- _EXTRACTED DATA_

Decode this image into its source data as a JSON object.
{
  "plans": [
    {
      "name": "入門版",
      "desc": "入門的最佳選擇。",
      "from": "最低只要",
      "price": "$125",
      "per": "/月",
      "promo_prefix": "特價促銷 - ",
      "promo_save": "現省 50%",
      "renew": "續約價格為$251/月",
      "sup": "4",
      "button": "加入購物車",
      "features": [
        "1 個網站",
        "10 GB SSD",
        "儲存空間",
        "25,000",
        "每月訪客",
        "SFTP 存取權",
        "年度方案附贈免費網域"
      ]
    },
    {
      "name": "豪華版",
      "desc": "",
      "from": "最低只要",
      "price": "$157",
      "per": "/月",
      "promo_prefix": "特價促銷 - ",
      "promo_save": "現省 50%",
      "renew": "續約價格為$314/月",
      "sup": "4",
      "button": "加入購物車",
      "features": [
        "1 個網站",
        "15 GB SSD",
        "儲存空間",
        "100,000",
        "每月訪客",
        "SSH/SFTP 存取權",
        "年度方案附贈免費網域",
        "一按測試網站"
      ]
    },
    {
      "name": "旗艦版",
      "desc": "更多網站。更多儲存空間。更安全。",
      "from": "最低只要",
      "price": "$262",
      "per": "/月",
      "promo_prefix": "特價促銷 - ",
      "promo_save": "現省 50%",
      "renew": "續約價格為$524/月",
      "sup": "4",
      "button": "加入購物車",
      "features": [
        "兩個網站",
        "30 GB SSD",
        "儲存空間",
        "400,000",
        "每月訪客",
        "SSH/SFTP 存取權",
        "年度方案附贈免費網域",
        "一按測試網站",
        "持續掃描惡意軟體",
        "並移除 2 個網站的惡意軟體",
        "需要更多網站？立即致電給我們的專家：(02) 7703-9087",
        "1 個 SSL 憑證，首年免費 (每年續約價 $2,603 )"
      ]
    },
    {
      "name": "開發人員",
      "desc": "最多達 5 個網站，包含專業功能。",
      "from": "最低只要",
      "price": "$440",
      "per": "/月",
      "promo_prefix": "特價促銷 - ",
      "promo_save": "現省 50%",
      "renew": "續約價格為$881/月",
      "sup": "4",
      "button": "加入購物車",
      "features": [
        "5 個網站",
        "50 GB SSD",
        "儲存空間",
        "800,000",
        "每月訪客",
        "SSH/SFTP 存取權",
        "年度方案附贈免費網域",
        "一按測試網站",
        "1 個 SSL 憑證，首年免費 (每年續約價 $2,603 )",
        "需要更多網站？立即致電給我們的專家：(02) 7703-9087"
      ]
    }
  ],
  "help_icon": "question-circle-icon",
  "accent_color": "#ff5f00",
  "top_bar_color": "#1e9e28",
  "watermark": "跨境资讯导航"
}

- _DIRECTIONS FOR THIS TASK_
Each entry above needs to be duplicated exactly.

- _EXERCISE ANSWER_
Decode this image into its source data as a JSON object.
{
  "plans": [
    {
      "name": "入門版",
      "desc": "入門的最佳選擇。",
      "from": "最低只要",
      "price": "$125",
      "per": "/月",
      "promo_prefix": "特價促銷 - ",
      "promo_save": "現省 50%",
      "renew": "續約價格為$251/月",
      "sup": "4",
      "button": "加入購物車",
      "features": [
        "1 個網站",
        "10 GB SSD",
        "儲存空間",
        "25,000",
        "每月訪客",
        "SFTP 存取權",
        "年度方案附贈免費網域"
      ]
    },
    {
      "name": "豪華版",
      "desc": "",
      "from": "最低只要",
      "price": "$157",
      "per": "/月",
      "promo_prefix": "特價促銷 - ",
      "promo_save": "現省 50%",
      "renew": "續約價格為$314/月",
      "sup": "4",
      "button": "加入購物車",
      "features": [
        "1 個網站",
        "15 GB SSD",
        "儲存空間",
        "100,000",
        "每月訪客",
        "SSH/SFTP 存取權",
        "年度方案附贈免費網域",
        "一按測試網站"
      ]
    },
    {
      "name": "旗艦版",
      "desc": "更多網站。更多儲存空間。更安全。",
      "from": "最低只要",
      "price": "$262",
      "per": "/月",
      "promo_prefix": "特價促銷 - ",
      "promo_save": "現省 50%",
      "renew": "續約價格為$524/月",
      "sup": "4",
      "button": "加入購物車",
      "features": [
        "兩個網站",
        "30 GB SSD",
        "儲存空間",
        "400,000",
        "每月訪客",
        "SSH/SFTP 存取權",
        "年度方案附贈免費網域",
        "一按測試網站",
        "持續掃描惡意軟體",
        "並移除 2 個網站的惡意軟體",
        "需要更多網站？立即致電給我們的專家：(02) 7703-9087",
        "1 個 SSL 憑證，首年免費 (每年續約價 $2,603 )"
      ]
    },
    {
      "name": "開發人員",
      "desc": "最多達 5 個網站，包含專業功能。",
      "from": "最低只要",
      "price": "$440",
      "per": "/月",
      "promo_prefix": "特價促銷 - ",
      "promo_save": "現省 50%",
      "renew": "續約價格為$881/月",
      "sup": "4",
      "button": "加入購物車",
      "features": [
        "5 個網站",
        "50 GB SSD",
        "儲存空間",
        "800,000",
        "每月訪客",
        "SSH/SFTP 存取權",
        "年度方案附贈免費網域",
        "一按測試網站",
        "1 個 SSL 憑證，首年免費 (每年續約價 $2,603 )",
        "需要更多網站？立即致電給我們的專家：(02) 7703-9087"
      ]
    }
  ],
  "help_icon": "question-circle-icon",
  "accent_color": "#ff5f00",
  "top_bar_color": "#1e9e28",
  "watermark": "跨境资讯导航"
}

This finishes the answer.